We have treated 12 severe ear deformities in the past 3 years with the procedures described herein. In 11 cases, there were no complications, nor were further corrections for cosmetic reasons necessary within the 3-year follow-up time.
In 1 case involving reconstruction of the antihelical fold by the use of a porous polyethylene implant, the patient showed up a year later with a double skin defect of 2 and 3 mm over the reconstructed antihelix. This was caused by laser treatment of skin irregularities in this area by a medical practitioner, leading to skin loss and exposure of the implant. The treatment in this case was repair of the damaged anterior skin using an island flap from the posterior sulcus with a broad subcutaneous pedicle. At the same time, the implant was removed and replaced by a smaller one. Since that revision there have been no further complications in this patient, who was very satisfied with the results.
In our experience, covering unsightly creases of the auricle after otoplasty exclusively with free fascia transplants under the ventral skin has not proved to be of value. The fascia becomes atrophied and thin over the course of time, so that the original creases reappear. The procedure described herein—of reconstructing the cartilaginous skeleton and redoing the otoplasty—although more extensive, has a lasting effect.
The use of autogenous cartilage material instead of a porous polyethylene implant for the reconstruction of a missing ear cartilage skeleton has many disadvantages. A new operation field must be opened, with all the risks this entails.18 If both ears are affected by 1 auricular deformity, the respective opposing ear is, as a rule, not available for removal of cartilage transplantation material because of previous surgery. However, harvesting a rib cartilage transplant represents an unnecessary procedure, with a substantial risk of complications despite the small volume of material that is needed. Furthermore, it represents a cosmetic detriment that must be weighed against the cosmetic improvement in another area. Porous polyethylene, in contrast, has been proven effective for years and can be used without an additional burden to the patient.19 The fundamental suitability of this material has been confirmed in reconstructive facial surgery: porous polyethylene has been used in ear reconstruction by one of us (A.B.) for 30 years15 with excellent long-term results in biocompatibility and stability.19

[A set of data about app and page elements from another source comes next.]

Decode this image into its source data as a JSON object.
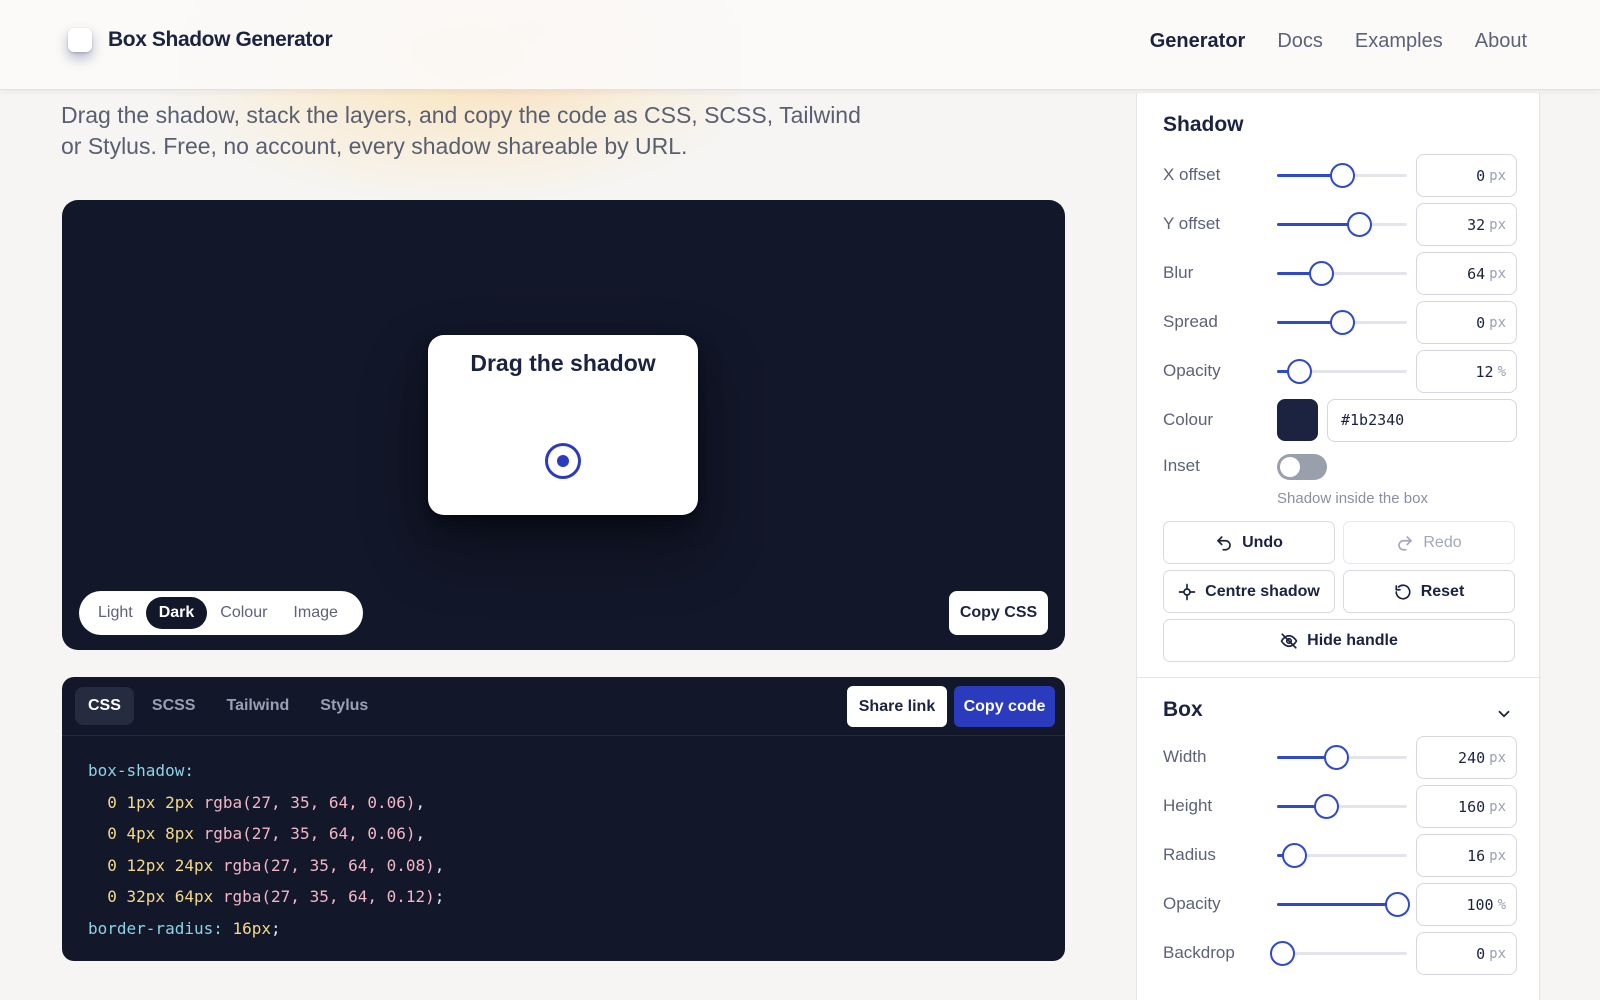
{
  "header": {
    "brand": "Box Shadow Generator",
    "nav": [
      {
        "label": "Generator",
        "active": true
      },
      {
        "label": "Docs",
        "active": false
      },
      {
        "label": "Examples",
        "active": false
      },
      {
        "label": "About",
        "active": false
      }
    ]
  },
  "intro": {
    "line1": "Drag the shadow, stack the layers, and copy the code as CSS, SCSS, Tailwind",
    "line2": "or Stylus. Free, no account, every shadow shareable by URL."
  },
  "stage": {
    "preview_title": "Drag the shadow",
    "backgrounds": [
      "Light",
      "Dark",
      "Colour",
      "Image"
    ],
    "active_background": "Dark",
    "copy_css": "Copy CSS"
  },
  "code_panel": {
    "tabs": [
      "CSS",
      "SCSS",
      "Tailwind",
      "Stylus"
    ],
    "active_tab": "CSS",
    "share_link": "Share link",
    "copy_code": "Copy code",
    "lines": {
      "prop": "box-shadow:",
      "l1": {
        "off": "0 1px 2px",
        "fn": "rgba(27, 35, 64, 0.06)",
        "end": ","
      },
      "l2": {
        "off": "0 4px 8px",
        "fn": "rgba(27, 35, 64, 0.06)",
        "end": ","
      },
      "l3": {
        "off": "0 12px 24px",
        "fn": "rgba(27, 35, 64, 0.08)",
        "end": ","
      },
      "l4": {
        "off": "0 32px 64px",
        "fn": "rgba(27, 35, 64, 0.12)",
        "end": ";"
      },
      "radius_prop": "border-radius:",
      "radius_val": "16px",
      "radius_end": ";"
    }
  },
  "shadow_panel": {
    "title": "Shadow",
    "x_offset": {
      "label": "X offset",
      "value": "0",
      "unit": "px",
      "level": 0.5
    },
    "y_offset": {
      "label": "Y offset",
      "value": "32",
      "unit": "px",
      "level": 0.63
    },
    "blur": {
      "label": "Blur",
      "value": "64",
      "unit": "px",
      "level": 0.34
    },
    "spread": {
      "label": "Spread",
      "value": "0",
      "unit": "px",
      "level": 0.5
    },
    "opacity": {
      "label": "Opacity",
      "value": "12",
      "unit": "%",
      "level": 0.17
    },
    "colour": {
      "label": "Colour",
      "value": "#1b2340"
    },
    "inset": {
      "label": "Inset",
      "on": false,
      "hint": "Shadow inside the box"
    },
    "undo": "Undo",
    "redo": "Redo",
    "centre": "Centre shadow",
    "reset": "Reset",
    "hide_handle": "Hide handle"
  },
  "box_panel": {
    "title": "Box",
    "width": {
      "label": "Width",
      "value": "240",
      "unit": "px",
      "level": 0.45
    },
    "height": {
      "label": "Height",
      "value": "160",
      "unit": "px",
      "level": 0.38
    },
    "radius": {
      "label": "Radius",
      "value": "16",
      "unit": "px",
      "level": 0.13
    },
    "opacity": {
      "label": "Opacity",
      "value": "100",
      "unit": "%",
      "level": 0.92
    },
    "backdrop": {
      "label": "Backdrop",
      "value": "0",
      "unit": "px",
      "level": 0.04
    }
  },
  "colors": {
    "accent": "#2f49c9",
    "stage_bg": "#121729",
    "shadow_colour": "#1b2340"
  }
}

To avoid severe ear deformities after otoplasty that are difficult to repair, we recommend the use of less aggressive suture techniques instead of cartilage incisions, scoring, or resection. Recent literature shows that excellent long-term stability is achieved with suturing techniques with no statistically significant change in head-to-auricle distances over time as long as nonabsorbable suture material is used.20 Also, postauricular skin resection should be avoided; we have not performed this procedure in primary otoplasties for the past 15 years, with no loss of quality in the results.20
Correspondence: Alexander Berghaus, MD, Department of Otolaryngology–Head and Neck Surgery, Ludwig Maximilian University, Marchioninistraße 15, D-81377 Munich, Germany (firstname.lastname@example.org).

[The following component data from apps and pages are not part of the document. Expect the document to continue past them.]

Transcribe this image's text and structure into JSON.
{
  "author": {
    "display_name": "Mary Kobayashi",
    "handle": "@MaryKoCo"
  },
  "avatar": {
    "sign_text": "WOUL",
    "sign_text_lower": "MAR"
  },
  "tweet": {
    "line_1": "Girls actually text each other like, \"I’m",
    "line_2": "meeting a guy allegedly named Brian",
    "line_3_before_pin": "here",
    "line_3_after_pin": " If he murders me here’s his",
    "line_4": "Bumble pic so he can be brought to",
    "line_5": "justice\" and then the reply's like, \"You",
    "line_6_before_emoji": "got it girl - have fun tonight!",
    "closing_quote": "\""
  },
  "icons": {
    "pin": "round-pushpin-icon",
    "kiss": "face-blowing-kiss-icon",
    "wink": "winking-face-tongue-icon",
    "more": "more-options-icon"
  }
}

Accepted for Publication: January 13, 2012.
Author Contributions:Study concept and design: Berghaus and Hempel. Acquisition of data: Braun. Analysis and interpretation of data: Berghaus, Braun, and Hempel. Drafting of the manuscript: Berghaus and Braun. Critical revision of the manuscript for important intellectual content: Braun and Hempel. Administrative, technical, and material support: Braun. Study supervision: Berghaus and Hempel.
Financial Disclosure: None reported.
Previous Presentation: This study was presented at the 10th International Forum of Facial Plastic Surgery; April 30, 2010; Miami, Florida.